--- Records to use Enclosed Below ---

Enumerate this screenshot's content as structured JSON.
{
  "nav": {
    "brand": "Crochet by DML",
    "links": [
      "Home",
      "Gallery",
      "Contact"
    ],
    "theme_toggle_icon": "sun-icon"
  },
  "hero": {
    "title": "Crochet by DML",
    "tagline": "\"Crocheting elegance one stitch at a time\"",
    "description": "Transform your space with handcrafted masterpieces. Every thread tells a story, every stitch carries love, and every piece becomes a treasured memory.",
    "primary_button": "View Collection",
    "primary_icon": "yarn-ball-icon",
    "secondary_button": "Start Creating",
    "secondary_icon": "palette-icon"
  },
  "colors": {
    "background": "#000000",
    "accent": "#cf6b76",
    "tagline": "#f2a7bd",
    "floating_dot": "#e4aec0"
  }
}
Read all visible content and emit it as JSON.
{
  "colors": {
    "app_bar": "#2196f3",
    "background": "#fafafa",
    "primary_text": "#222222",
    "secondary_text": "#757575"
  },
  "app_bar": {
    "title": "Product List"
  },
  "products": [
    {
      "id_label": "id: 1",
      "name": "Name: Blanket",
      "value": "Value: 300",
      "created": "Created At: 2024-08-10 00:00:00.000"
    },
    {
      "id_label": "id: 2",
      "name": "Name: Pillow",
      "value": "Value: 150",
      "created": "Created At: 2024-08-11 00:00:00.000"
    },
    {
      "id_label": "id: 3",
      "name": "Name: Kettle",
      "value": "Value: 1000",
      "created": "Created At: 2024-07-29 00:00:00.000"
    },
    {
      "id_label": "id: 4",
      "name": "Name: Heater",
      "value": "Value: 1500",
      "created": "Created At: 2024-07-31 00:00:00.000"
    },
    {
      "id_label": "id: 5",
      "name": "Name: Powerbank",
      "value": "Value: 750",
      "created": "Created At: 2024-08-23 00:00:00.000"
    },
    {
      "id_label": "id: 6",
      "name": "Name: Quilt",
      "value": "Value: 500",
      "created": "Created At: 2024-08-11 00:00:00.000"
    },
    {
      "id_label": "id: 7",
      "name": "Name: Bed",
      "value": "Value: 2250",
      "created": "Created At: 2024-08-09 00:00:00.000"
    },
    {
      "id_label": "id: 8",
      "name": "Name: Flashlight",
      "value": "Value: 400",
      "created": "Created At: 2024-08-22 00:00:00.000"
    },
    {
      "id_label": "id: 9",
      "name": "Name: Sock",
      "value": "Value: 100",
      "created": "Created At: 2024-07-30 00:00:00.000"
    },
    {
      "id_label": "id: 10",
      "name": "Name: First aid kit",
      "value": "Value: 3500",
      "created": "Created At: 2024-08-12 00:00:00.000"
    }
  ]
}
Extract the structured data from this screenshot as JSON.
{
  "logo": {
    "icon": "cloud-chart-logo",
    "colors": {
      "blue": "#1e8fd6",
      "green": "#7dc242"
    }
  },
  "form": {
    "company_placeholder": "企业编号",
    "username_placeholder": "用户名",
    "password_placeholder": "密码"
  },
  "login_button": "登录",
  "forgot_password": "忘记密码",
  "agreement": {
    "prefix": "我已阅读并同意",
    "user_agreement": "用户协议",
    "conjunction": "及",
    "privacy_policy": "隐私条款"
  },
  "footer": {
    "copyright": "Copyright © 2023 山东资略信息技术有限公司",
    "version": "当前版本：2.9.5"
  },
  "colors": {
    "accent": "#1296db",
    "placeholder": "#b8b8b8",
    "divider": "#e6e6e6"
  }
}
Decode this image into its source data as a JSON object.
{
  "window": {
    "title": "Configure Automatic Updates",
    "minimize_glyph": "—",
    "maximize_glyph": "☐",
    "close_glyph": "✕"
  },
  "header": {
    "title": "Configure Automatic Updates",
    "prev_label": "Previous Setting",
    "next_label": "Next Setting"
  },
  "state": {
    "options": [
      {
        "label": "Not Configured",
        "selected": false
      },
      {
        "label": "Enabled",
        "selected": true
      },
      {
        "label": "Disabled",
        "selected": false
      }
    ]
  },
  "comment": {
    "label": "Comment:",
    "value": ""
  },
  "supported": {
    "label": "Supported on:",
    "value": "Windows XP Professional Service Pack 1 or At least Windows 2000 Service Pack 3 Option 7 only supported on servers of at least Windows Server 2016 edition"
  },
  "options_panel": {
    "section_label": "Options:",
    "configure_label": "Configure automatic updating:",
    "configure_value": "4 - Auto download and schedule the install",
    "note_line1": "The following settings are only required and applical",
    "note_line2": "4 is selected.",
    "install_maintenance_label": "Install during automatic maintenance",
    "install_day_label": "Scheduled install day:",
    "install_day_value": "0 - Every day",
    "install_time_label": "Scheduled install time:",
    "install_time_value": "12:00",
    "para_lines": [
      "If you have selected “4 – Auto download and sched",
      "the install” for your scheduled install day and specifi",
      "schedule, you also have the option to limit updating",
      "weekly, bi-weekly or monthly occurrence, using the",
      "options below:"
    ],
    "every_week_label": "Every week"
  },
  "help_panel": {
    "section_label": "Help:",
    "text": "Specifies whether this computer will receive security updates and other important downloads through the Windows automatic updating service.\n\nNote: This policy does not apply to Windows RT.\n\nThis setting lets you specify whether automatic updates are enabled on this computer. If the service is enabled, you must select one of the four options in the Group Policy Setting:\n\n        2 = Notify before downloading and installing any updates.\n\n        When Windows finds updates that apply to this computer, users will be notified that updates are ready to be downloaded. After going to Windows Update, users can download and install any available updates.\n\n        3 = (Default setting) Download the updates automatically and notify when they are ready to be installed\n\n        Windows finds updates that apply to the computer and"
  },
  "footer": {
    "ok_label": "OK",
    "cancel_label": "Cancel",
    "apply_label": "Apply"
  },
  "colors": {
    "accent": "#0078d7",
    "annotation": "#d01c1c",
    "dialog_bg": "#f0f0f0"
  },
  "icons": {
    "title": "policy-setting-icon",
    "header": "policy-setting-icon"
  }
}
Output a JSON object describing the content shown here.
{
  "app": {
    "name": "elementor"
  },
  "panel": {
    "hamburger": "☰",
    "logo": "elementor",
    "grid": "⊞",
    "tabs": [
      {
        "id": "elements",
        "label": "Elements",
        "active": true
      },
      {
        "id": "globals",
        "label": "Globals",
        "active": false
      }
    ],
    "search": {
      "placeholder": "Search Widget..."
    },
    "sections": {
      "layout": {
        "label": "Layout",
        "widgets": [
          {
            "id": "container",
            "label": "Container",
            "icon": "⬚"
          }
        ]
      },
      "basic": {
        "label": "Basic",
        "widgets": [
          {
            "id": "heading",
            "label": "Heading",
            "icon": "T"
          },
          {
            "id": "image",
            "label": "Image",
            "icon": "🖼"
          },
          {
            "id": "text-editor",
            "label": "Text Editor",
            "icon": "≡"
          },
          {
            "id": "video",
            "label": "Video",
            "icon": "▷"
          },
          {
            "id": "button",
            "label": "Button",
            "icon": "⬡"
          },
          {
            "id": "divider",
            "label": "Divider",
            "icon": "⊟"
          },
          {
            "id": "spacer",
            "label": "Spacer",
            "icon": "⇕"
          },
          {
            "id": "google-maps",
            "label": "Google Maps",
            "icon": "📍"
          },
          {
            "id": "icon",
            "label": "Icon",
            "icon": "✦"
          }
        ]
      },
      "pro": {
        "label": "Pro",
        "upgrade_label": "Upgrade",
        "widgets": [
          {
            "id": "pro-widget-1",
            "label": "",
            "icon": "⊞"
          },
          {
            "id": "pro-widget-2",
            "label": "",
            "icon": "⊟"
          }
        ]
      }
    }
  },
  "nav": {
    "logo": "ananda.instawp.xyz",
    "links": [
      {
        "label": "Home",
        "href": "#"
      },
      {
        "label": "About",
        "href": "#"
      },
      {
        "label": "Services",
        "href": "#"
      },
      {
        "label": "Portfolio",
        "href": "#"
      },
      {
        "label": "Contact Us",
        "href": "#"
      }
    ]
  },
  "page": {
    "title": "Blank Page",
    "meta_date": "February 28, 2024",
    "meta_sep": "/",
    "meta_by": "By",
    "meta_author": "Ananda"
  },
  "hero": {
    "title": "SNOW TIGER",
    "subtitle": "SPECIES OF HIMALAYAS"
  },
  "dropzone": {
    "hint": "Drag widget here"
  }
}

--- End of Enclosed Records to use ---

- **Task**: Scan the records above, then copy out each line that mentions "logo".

- **Exercise solution**:
  "logo": {
    "icon": "cloud-chart-logo",
    "logo": "elementor",
    "logo": "ananda.instawp.xyz",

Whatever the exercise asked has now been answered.